## Required work:
Could you find every line in the entries below that holds the word "label" and copy it?

START Data extract

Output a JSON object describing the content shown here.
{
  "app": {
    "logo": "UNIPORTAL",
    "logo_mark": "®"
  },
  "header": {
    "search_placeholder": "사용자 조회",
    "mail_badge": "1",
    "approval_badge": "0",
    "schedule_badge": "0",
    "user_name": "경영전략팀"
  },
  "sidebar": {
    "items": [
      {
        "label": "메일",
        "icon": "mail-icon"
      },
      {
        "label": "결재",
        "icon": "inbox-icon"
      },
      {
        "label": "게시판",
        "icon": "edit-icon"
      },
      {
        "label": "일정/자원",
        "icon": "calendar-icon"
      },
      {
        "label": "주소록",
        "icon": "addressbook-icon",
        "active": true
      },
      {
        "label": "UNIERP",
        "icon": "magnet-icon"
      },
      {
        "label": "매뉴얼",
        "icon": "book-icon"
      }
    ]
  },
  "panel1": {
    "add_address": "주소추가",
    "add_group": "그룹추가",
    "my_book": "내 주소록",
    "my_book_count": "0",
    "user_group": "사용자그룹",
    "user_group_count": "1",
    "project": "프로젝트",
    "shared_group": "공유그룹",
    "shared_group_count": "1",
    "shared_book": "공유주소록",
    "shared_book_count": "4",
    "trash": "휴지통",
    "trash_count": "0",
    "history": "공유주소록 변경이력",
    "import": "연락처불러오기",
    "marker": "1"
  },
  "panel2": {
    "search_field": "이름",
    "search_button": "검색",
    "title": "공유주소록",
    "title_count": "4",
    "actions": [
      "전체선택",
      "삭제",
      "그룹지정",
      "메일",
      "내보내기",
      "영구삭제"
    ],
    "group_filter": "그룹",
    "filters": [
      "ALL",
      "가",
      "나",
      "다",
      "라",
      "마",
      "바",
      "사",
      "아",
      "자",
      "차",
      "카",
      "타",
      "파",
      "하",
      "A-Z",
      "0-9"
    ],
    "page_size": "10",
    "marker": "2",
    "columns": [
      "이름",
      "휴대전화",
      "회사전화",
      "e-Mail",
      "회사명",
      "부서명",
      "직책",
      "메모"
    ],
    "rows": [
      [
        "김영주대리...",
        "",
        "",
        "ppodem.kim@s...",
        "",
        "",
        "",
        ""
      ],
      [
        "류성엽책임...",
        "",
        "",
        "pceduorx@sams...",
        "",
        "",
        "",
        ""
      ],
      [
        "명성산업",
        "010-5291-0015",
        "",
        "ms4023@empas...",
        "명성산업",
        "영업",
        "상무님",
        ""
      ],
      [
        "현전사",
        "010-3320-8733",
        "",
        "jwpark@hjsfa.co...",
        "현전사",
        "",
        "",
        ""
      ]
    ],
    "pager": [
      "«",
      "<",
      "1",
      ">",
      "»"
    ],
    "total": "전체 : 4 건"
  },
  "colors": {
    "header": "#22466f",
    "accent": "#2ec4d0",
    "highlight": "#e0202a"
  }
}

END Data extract

## Result of the task:
        "label": "메일",
        "label": "결재",
        "label": "게시판",
        "label": "일정/자원",
        "label": "주소록",
        "label": "UNIERP",
        "label": "매뉴얼",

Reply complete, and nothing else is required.